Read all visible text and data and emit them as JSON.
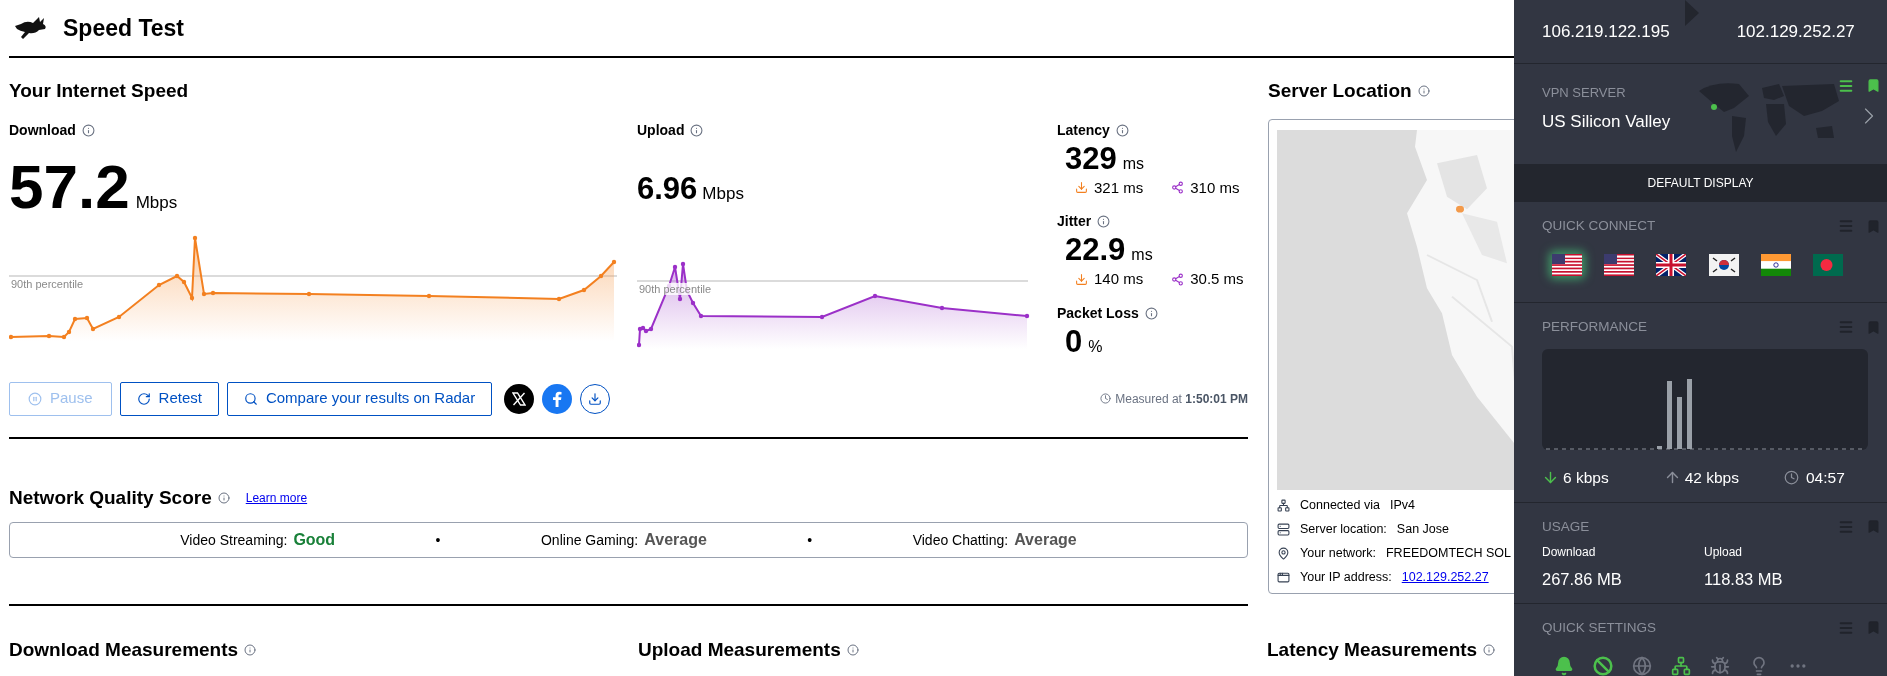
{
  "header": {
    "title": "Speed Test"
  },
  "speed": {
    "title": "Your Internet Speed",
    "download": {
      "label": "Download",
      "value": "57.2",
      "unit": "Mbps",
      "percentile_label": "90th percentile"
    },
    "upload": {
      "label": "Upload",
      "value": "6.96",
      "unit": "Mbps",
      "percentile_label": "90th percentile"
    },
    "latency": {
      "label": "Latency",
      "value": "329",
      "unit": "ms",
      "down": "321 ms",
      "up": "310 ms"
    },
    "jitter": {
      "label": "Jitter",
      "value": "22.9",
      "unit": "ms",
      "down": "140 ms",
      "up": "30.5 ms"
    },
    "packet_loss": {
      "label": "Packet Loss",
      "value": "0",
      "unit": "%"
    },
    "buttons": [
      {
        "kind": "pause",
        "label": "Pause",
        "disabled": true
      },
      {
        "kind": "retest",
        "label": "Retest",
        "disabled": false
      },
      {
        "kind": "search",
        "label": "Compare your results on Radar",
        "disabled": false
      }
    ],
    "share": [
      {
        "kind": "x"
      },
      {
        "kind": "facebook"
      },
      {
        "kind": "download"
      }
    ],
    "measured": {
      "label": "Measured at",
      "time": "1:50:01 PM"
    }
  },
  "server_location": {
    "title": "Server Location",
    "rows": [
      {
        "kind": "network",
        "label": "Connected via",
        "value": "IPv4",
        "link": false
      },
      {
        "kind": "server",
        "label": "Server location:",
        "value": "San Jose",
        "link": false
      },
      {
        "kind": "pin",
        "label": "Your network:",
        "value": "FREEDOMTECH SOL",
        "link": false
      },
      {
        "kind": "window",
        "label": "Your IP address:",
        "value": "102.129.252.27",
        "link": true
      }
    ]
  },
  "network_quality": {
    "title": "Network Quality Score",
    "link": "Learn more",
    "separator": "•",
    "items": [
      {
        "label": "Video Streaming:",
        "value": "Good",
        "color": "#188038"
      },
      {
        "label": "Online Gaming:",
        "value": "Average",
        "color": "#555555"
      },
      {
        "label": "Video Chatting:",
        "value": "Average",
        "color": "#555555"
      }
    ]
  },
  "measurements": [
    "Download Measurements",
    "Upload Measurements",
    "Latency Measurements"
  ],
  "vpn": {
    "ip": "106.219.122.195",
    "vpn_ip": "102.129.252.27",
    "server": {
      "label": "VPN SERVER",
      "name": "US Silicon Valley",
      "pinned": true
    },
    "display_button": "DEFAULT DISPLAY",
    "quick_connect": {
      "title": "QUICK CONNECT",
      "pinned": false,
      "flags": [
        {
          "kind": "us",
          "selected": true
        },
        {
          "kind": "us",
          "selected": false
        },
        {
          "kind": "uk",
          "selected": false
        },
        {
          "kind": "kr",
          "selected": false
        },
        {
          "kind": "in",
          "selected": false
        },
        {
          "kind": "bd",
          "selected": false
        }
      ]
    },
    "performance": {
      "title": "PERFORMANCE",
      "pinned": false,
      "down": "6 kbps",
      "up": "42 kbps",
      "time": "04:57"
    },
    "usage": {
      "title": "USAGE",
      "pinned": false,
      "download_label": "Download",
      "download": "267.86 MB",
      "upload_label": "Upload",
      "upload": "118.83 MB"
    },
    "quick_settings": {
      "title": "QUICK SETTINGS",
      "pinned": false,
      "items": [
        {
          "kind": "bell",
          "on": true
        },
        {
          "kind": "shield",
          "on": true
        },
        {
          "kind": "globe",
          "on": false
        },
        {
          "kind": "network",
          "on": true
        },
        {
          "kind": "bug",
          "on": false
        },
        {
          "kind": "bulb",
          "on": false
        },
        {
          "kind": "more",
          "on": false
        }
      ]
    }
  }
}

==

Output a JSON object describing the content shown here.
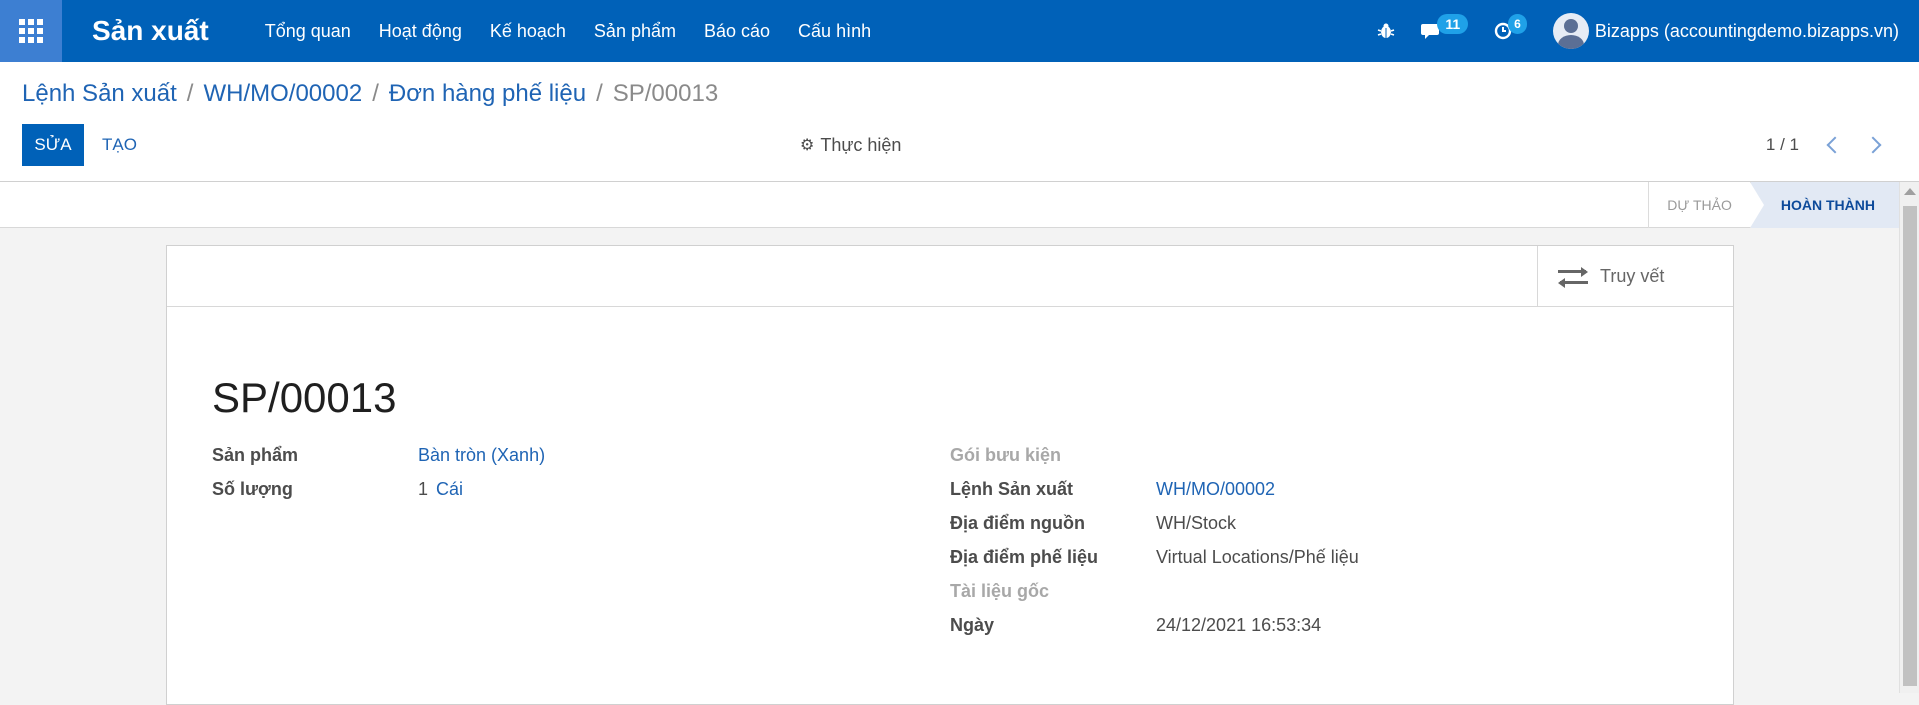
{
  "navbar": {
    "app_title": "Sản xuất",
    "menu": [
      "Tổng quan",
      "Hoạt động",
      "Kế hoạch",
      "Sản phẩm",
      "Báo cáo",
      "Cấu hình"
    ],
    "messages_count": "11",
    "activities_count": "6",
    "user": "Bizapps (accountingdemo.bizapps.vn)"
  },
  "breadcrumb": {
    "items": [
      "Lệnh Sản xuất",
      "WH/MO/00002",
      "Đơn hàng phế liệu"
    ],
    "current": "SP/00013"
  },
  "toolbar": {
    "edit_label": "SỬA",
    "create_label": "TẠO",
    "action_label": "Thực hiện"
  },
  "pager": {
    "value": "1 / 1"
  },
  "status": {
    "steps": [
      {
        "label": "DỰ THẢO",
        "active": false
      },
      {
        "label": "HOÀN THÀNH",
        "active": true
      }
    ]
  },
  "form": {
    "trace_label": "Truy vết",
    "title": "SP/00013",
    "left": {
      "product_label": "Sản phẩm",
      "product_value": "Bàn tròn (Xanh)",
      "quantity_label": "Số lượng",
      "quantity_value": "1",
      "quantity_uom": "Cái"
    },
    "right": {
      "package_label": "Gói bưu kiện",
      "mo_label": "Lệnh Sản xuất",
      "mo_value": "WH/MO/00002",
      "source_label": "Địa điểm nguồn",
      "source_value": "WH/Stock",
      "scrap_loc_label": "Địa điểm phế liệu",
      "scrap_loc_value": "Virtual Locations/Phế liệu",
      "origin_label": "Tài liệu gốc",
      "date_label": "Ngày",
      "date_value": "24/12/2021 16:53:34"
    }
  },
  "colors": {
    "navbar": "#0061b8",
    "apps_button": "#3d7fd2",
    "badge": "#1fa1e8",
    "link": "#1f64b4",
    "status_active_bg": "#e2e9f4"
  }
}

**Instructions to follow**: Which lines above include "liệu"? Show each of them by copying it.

**Solved problem**:
      "Đơn hàng phế liệu"
      "scrap_loc_label": "Địa điểm phế liệu",
      "scrap_loc_value": "Virtual Locations/Phế liệu",
      "origin_label": "Tài liệu gốc",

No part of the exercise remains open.